As she outlined her program, Paretta introduced three other members of her start-up team: Catherine Crawford, principal of Crawford Composites and the company’s lead aerodynamicist, who is also a race engineer; design engineer Jessica Rowe, who has a mechanical engineering degree and has been working in sports car racing; public relations and communications expert Barbara Burns. Also on the team is motorsports engineer, track support technician and data analysis manager Lauren Elkins.
“I’ve worked with Catherine (Crawford) and she’s probably one of the most talented engineers in motorsports,” Legge said. “I think that, through her, we can identify maybe more programs and more talent and nurture that and bring it along. We’re going to universities and other educational institutions to look for talent,” the racer pronounced.
Legge joined the Women in Motorsports Commission in 2008 with the intent of understanding the bigger picture and, essentially enhancing her own legacy through it. As a STEM representative for the Girl Scouts in 2012 at the Indianapolis 500, “It’s [been] so cool you can inspire young girls to actually believe that there are different opportunities for them. A lot of young boys come to the race track and they’re like, ‘Oh cool. It’s INDYCAR, I want to be a driver, I want to be a mechanic, I want to be an engineer.’ I’m sure that a lot of girls come and think the same kinds of things, but never do they think that’s an opportunity for them - because there’s nobody doing it.
“What we’re trying to do is open people's’ minds,” Legge stated. “If a young girl wants to be an engineer or race car driver or whatever, there is a possibility and they can pursue that. I don’t think they even believe it’s an option at the moment.”
"The Brickyard has been a part of a lot of firsts, and we will add to that," she added. "It makes it so special to have the opportunity to launch our team here. For us, true success will be measured by how many girls and women we can encourage to pursue a STEM career."

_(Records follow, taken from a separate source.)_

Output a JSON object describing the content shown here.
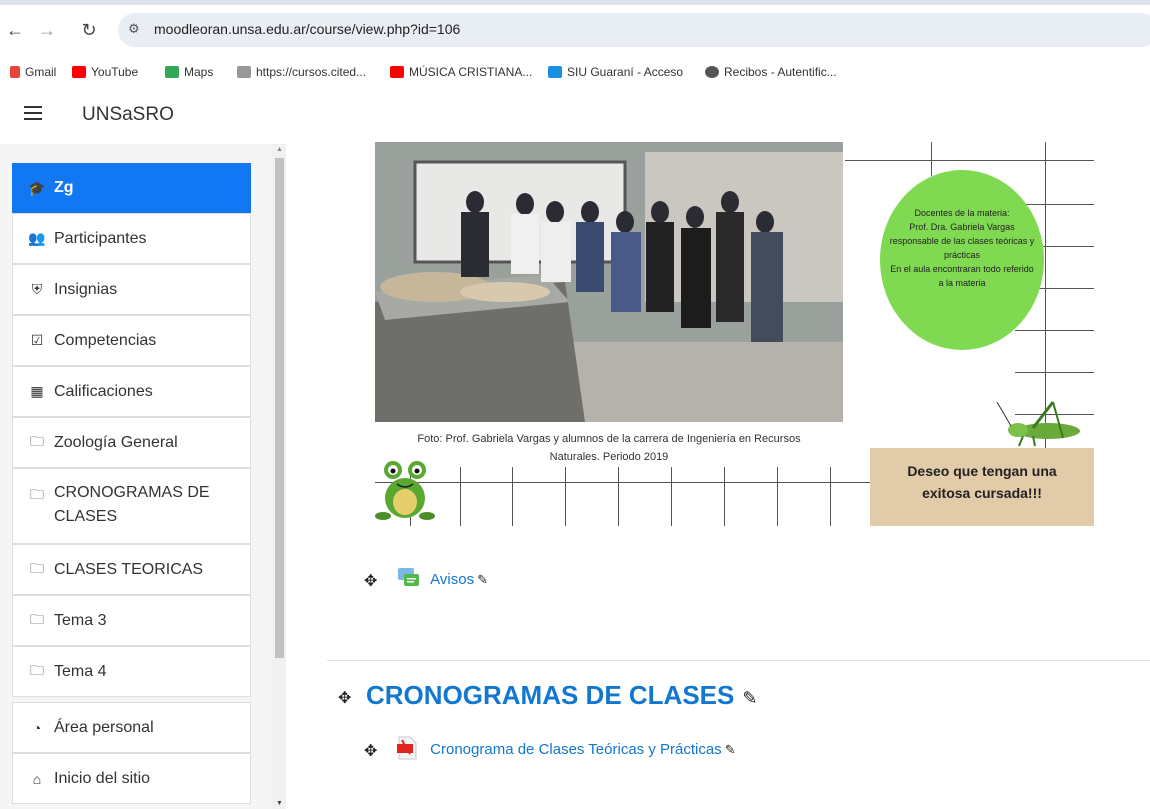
{
  "browser": {
    "url": "moodleoran.unsa.edu.ar/course/view.php?id=106",
    "bookmarks": [
      {
        "label": "Gmail",
        "color": "#e8453c"
      },
      {
        "label": "YouTube",
        "color": "#ff0000"
      },
      {
        "label": "Maps",
        "color": "#34a853"
      },
      {
        "label": "https://cursos.cited...",
        "color": "#888888"
      },
      {
        "label": "MÚSICA CRISTIANA...",
        "color": "#ff0000"
      },
      {
        "label": "SIU Guaraní - Acceso",
        "color": "#1a8fe3"
      },
      {
        "label": "Recibos - Autentific...",
        "color": "#555555"
      }
    ]
  },
  "navbar": {
    "brand": "UNSaSRO"
  },
  "drawer": {
    "items": [
      {
        "label": "Zg",
        "icon": "graduation-cap-icon",
        "active": true
      },
      {
        "label": "Participantes",
        "icon": "users-icon"
      },
      {
        "label": "Insignias",
        "icon": "shield-icon"
      },
      {
        "label": "Competencias",
        "icon": "check-square-icon"
      },
      {
        "label": "Calificaciones",
        "icon": "table-icon"
      },
      {
        "label": "Zoología General",
        "icon": "folder-icon"
      },
      {
        "label": "CRONOGRAMAS DE CLASES",
        "icon": "folder-icon"
      },
      {
        "label": "CLASES TEORICAS",
        "icon": "folder-icon"
      },
      {
        "label": "Tema 3",
        "icon": "folder-icon"
      },
      {
        "label": "Tema 4",
        "icon": "folder-icon"
      },
      {
        "label": "Área personal",
        "icon": "dashboard-icon"
      },
      {
        "label": "Inicio del sitio",
        "icon": "home-icon"
      }
    ]
  },
  "banner": {
    "teachers_text": [
      "Docentes de la materia:",
      "Prof. Dra. Gabriela Vargas",
      "responsable de las clases teóricas y",
      "prácticas",
      "En el aula encontraran todo referido",
      "a la materia"
    ],
    "caption": [
      "Foto: Prof. Gabriela Vargas  y  alumnos de la carrera de  Ingeniería en Recursos",
      "Naturales. Periodo 2019"
    ],
    "wish": [
      "Deseo que tengan una",
      "exitosa cursada!!!"
    ]
  },
  "main": {
    "avisos_label": "Avisos",
    "section_title": "CRONOGRAMAS DE CLASES",
    "cronograma_label": "Cronograma de Clases Teóricas y Prácticas"
  }
}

Peretta then declared that the goal is get a women's face on the Borg-Warner trophy within a decade.